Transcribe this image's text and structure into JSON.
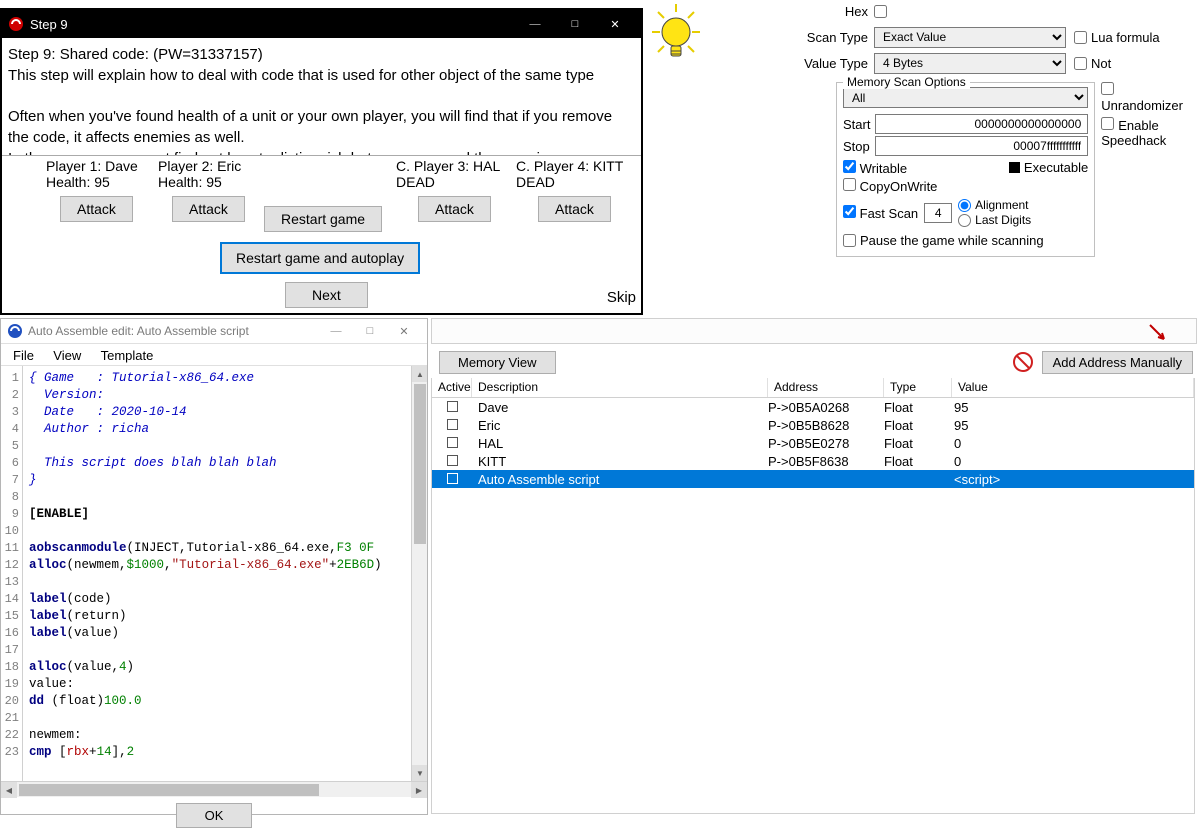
{
  "step9": {
    "title": "Step 9",
    "desc_line1": "Step 9: Shared code: (PW=31337157)",
    "desc_line2": "This step will explain how to deal with code that is used for other object of the same type",
    "desc_line3": "",
    "desc_line4": "Often when you've found health of a unit or your own player, you will find that if you remove the code, it affects enemies as well.",
    "desc_line5": "In these cases you must find out how to distinguish between your and the enemies",
    "players": [
      {
        "label": "Player 1: Dave",
        "health": "Health: 95",
        "btn": "Attack"
      },
      {
        "label": "Player 2: Eric",
        "health": "Health: 95",
        "btn": "Attack"
      },
      {
        "label": "C. Player 3: HAL",
        "health": "DEAD",
        "btn": "Attack"
      },
      {
        "label": "C. Player 4: KITT",
        "health": "DEAD",
        "btn": "Attack"
      }
    ],
    "restart": "Restart game",
    "restart_auto": "Restart game and autoplay",
    "next": "Next",
    "skip": "Skip"
  },
  "asm": {
    "title": "Auto Assemble edit: Auto Assemble script",
    "menu": [
      "File",
      "View",
      "Template"
    ],
    "ok": "OK",
    "lines": [
      {
        "n": 1,
        "cls": "c-blue",
        "t": "{ Game   : Tutorial-x86_64.exe"
      },
      {
        "n": 2,
        "cls": "c-blue",
        "t": "  Version:"
      },
      {
        "n": 3,
        "cls": "c-blue",
        "t": "  Date   : 2020-10-14"
      },
      {
        "n": 4,
        "cls": "c-blue",
        "t": "  Author : richa"
      },
      {
        "n": 5,
        "cls": "",
        "t": ""
      },
      {
        "n": 6,
        "cls": "c-blue",
        "t": "  This script does blah blah blah"
      },
      {
        "n": 7,
        "cls": "c-blue",
        "t": "}"
      },
      {
        "n": 8,
        "cls": "",
        "t": ""
      },
      {
        "n": 9,
        "cls": "c-bold",
        "t": "[ENABLE]"
      },
      {
        "n": 10,
        "cls": "",
        "t": ""
      },
      {
        "n": 11,
        "html": "<span class='c-kw'>aobscanmodule</span>(INJECT,Tutorial-x86_64.exe,<span class='c-num'>F3 0F</span>"
      },
      {
        "n": 12,
        "html": "<span class='c-kw'>alloc</span>(newmem,<span class='c-num'>$1000</span>,<span class='c-str'>\"Tutorial-x86_64.exe\"</span>+<span class='c-num'>2EB6D</span>)"
      },
      {
        "n": 13,
        "cls": "",
        "t": ""
      },
      {
        "n": 14,
        "html": "<span class='c-kw'>label</span>(code)"
      },
      {
        "n": 15,
        "html": "<span class='c-kw'>label</span>(return)"
      },
      {
        "n": 16,
        "html": "<span class='c-kw'>label</span>(value)"
      },
      {
        "n": 17,
        "cls": "",
        "t": ""
      },
      {
        "n": 18,
        "html": "<span class='c-kw'>alloc</span>(value,<span class='c-num'>4</span>)"
      },
      {
        "n": 19,
        "html": "value:"
      },
      {
        "n": 20,
        "html": "<span class='c-kw'>dd</span> (float)<span class='c-num'>100.0</span>"
      },
      {
        "n": 21,
        "cls": "",
        "t": ""
      },
      {
        "n": 22,
        "html": "newmem:"
      },
      {
        "n": 23,
        "html": "<span class='c-kw'>cmp</span> [<span style='color:#b00000'>rbx</span>+<span class='c-num'>14</span>],<span class='c-num'>2</span>"
      }
    ]
  },
  "scan": {
    "hex": "Hex",
    "scan_type_lbl": "Scan Type",
    "scan_type_val": "Exact Value",
    "value_type_lbl": "Value Type",
    "value_type_val": "4 Bytes",
    "lua": "Lua formula",
    "not": "Not",
    "memopt_legend": "Memory Scan Options",
    "all": "All",
    "start_lbl": "Start",
    "start_val": "0000000000000000",
    "stop_lbl": "Stop",
    "stop_val": "00007fffffffffff",
    "writable": "Writable",
    "executable": "Executable",
    "cow": "CopyOnWrite",
    "fast": "Fast Scan",
    "fast_val": "4",
    "alignment": "Alignment",
    "lastdigits": "Last Digits",
    "pause": "Pause the game while scanning",
    "unrandom": "Unrandomizer",
    "speedhack": "Enable Speedhack"
  },
  "btnrow": {
    "memview": "Memory View",
    "addman": "Add Address Manually"
  },
  "table": {
    "hdr": {
      "active": "Active",
      "desc": "Description",
      "addr": "Address",
      "type": "Type",
      "val": "Value"
    },
    "rows": [
      {
        "desc": "Dave",
        "addr": "P->0B5A0268",
        "type": "Float",
        "val": "95",
        "sel": false
      },
      {
        "desc": "Eric",
        "addr": "P->0B5B8628",
        "type": "Float",
        "val": "95",
        "sel": false
      },
      {
        "desc": "HAL",
        "addr": "P->0B5E0278",
        "type": "Float",
        "val": "0",
        "sel": false
      },
      {
        "desc": "KITT",
        "addr": "P->0B5F8638",
        "type": "Float",
        "val": "0",
        "sel": false
      },
      {
        "desc": "Auto Assemble script",
        "addr": "",
        "type": "",
        "val": "<script>",
        "sel": true
      }
    ]
  }
}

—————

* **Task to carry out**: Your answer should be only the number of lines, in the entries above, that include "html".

* **Answer to this problem**: 10